Dear LEDGER Community,

Following the second Jury Day session, we have received some emails questioning the evaluation and selection process to enter the second round of LEDGER. We understand that the selection process is complex and that some of our messages posted on the community pages could have been adding to that confusion; however, we would like to assure you that the whole evaluation process was in line with the Guide for Applicants and H2020 standards. All decisions were taken in the interest of the applicants and in line with the LEDGER Project goals. As stated in the Open Call package of documents, LEDGER aims to select 16 teams of human-centric innovators to develop Minimum Viable Products (MVPs) and services […]. based in Privacy-by-design concepts […].
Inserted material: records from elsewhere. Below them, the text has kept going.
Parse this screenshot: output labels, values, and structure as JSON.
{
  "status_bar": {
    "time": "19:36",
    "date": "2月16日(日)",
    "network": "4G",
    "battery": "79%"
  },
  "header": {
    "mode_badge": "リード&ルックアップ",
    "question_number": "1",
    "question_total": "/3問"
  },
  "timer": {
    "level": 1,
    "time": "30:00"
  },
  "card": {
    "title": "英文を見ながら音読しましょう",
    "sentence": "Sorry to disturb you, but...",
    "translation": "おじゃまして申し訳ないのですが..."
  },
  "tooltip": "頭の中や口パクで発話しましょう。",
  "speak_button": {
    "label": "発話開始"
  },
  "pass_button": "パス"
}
The selection of new beneficiaries followed a three-stage process as described in the Description of Work of our contract with the EC. First, an ‘External Committee’ shortlisted the eligible candidates. Second, the ‘Evaluation Committee’ selected from the shortlist the projects that went to the Jury Day. Third, the ‘Selection Committee’ after hearing the candidates at the Jury Day selected the 16 best proposals.

In the second Open Call, based on a shortlist defined by the External Evaluators, the Evaluation committee selected an initial batch of 33 proposals to pass to pitch to the Selection Committee on a Jury Day. As the Selection Committee could not find 16 proposals among them that could be funded (according to the pre-defined evaluation criteria for the Jury Day), the Evaluation Committee selected a second batch of 30 additional proposals (from the shortlist defined by the External Evaluators), that were then interviewed on a second Jury Day, and that were scored according to the same pre-defined criteria used for the first Jury Day. Among these two batches of 63 proposals invited to pitch, the Selection Committee found 16 proposals fully complying with the pre-defined scoring and area coverage requirements, which were then selected for funding. The treatment given to the proposals was the same during the two Jury Days, and no additional criterion (e.g. “human-centricity”) was used in this selection.

The whole process was recently discussed with the European Commission, which has analysed it in detail and suggested to issue this clarification.

All teams will receive individual feedback as soon as possible and we count on your participation in future similar NGI initiatives.